The name of Orpheus’ father, Oeagrus (‘of the wold sorb’ apple’), points to the same cult, since the sorb-apple (French = alisier) and the alder (Spanish = aliso) both bear the name of the pre-Hellenic River-goddess Halys, or Alys, or Elis, Queen of the Elysian Islands, where Phoroneus, Cronus and Orpheus went after death. Aornum is Avernus, an Italic variant of the Celtic Avalon (‘apple-tree island’)

Orpheus is said by Diodorus of Siculus to have used the old thirteen-consonant alphabet; and the legend is that he made the trees move and charmed wild beasts apparently refers to its sequence of seasonal trees and symbolic animals. As sacred king he was struck by a thunderbolt – that is, killed with a double-axe – in an oak grove at the summer solstice, and then dismembered by the Maenads of the bull cult, like Zagreus’ or of the stag cult, like Actaeon; the Maenads, in fact, represented the Muses.
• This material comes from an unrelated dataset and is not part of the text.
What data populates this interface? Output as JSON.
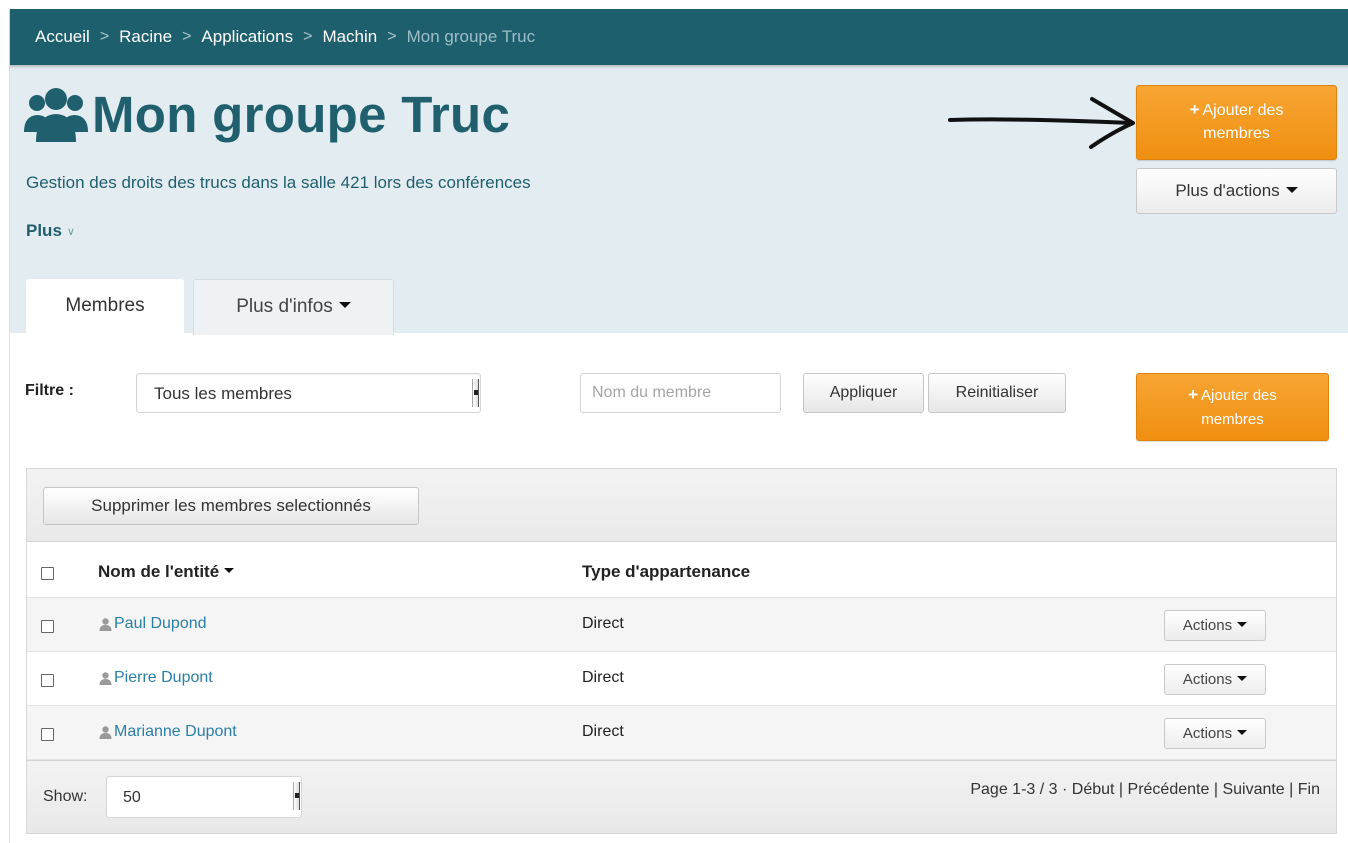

In Classical Greece the practice of tattooing was confined to Thracians, and in a vase-painting of Orpheus’ murder a Maenad has a small stag tattooed on her forearm. This Orpheus did not come in conflict with the cult of Dionysus; he was Dionysus, and he played the rude alderpipe, not the civilised lyre. Thus Proclus writes: ‘Orpheus,  because he was the principal in the Dionysian rites, is said to have suffered the same fate as the god’ and Apollodorus credits him with having invented the Mysteries of Dionysus.

The Greek Myths, Robert Graves

 

Jul 042010
 

A cruel folk you are, unmatched for jealousy, you gods who cannot bear to let a goddess sleep with a man, even if it is done without concealment and she has chosen him as her lawful consort. You were the same when Rose-fingered Dawn fell in love with Orion. Easy livers yourselves, you were outraged at her conduct, and in the end chaste Artemis rose from her golden throne, attacked him in Ortygia with her gentle darts and left him dead.

And so again, when the lovely Demeter gave way to her passion and lay in the arms of her beloved Iasion in the thrice-ploughed fallow field, Zeus heard of it quickly enough and struck him dead with his blinding thunderbolt. And now it is my turn to incur that same divine displeasure for living with a mortal man – a man whom I rescued from death as he was drifting alone astride the keel of his ship, when Zeus had shattered it with his lightening bolt out on the wine dark sea, and all his men were lost, but he was driven to this island by wind and waves.

I welcomed him with open arms; I tended him; I even hoped to give him immortality and ageless youth. But now, goodbye to him, since no god can evade or thwart the will of Zeus. If Zeus insists that he should leave, let him be gone across the barren water. But he must not expect me to transport him. I have no ship, no oars, no crew to carry him so far across the seas. Yet I do promise with a good grace and unreservedly to give him such directions as will bring him safe and sound to Ithaca.

Homer, The Odyssey